The northern population of the Eastern Bristlebird is fast disappearing so it was with great pleasure that I followed a pair of these wonderful, enigmatic birds for more than an hour in the Border Ranges National Park this week.
There had been virtually no rain in the region since July so I was fortunate that on this day, it had rained heavily. The birds were quite vocal and easy to watch as they foraged in leaf litter, low bushes, and even right out in the open on a walking track.
The northern population of the Eastern Bristlebird may be as few as 20-25 birds, with perhaps just a handful surviving in Queensland, with the rest in a narrow band of suitable habitat across the border in north-east NSW. I have commented previously that the bird may be extinct in the Conondale Range in the Sunshine Coast hinterland - the most northerly site known for the species. The extent of the decline is reflected in surveys conducted by Queensland and NSW authorities across the range of the species: in 1987-89, 154 birds were found in 103 territories; in 1997-98, 26 birds were found in 16 territories.
This is the classic habitat of the northern race of Eastern Bristlebird - open forest with plenty of native grasses, especially kangaroo grass and tussock grass.
At the site in NSW, I saw no wild sorghum, which is often associated with the northern population of this species. There was plenty of blady grass and weeds of various kinds - seemingly not ideal habitat. It was apparent that the NSW authorities had been slow-burning bushland in sections in the region. This is almost certainly good management practice as the birds' habitat may otherwise be choked by weeds or invaded by other forest types.

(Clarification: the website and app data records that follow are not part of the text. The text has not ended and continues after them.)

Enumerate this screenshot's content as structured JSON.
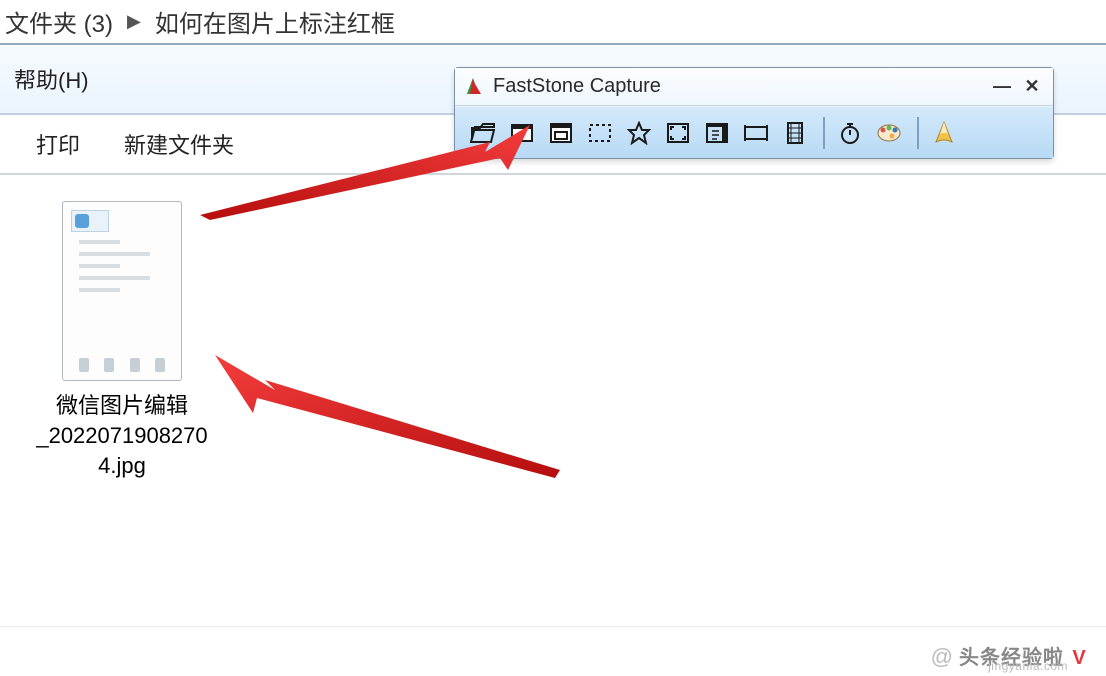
{
  "breadcrumb": {
    "segment1": "文件夹 (3)",
    "chevron": "▶",
    "segment2": "如何在图片上标注红框"
  },
  "menubar": {
    "help": "帮助(H)"
  },
  "toolbar": {
    "print": "打印",
    "new_folder": "新建文件夹"
  },
  "file": {
    "name_line1": "微信图片编辑",
    "name_line2": "_2022071908270",
    "name_line3": "4.jpg"
  },
  "faststone": {
    "title": "FastStone Capture",
    "icons": {
      "open": "open-folder-icon",
      "window": "capture-active-window-icon",
      "object": "capture-window-object-icon",
      "rect": "capture-rectangle-icon",
      "freehand": "capture-freehand-icon",
      "fullscreen": "capture-fullscreen-icon",
      "scroll": "capture-scrolling-icon",
      "fixed": "capture-fixed-region-icon",
      "video": "screen-recorder-icon",
      "delay": "delay-timer-icon",
      "settings": "settings-icon",
      "output": "output-destination-icon"
    },
    "controls": {
      "minimize": "—",
      "close": "✕"
    }
  },
  "watermark": {
    "at": "@",
    "main": "头条经验啦",
    "badge": "V",
    "sub": "jingyanla.com"
  }
}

For obvious reasons, I've been asked not to divulge the location of this sighting. Some people are of the view that all reports of this bird should be suppressed, but I think it is important for people to know they are still about, while maintaining discretion about where to find them.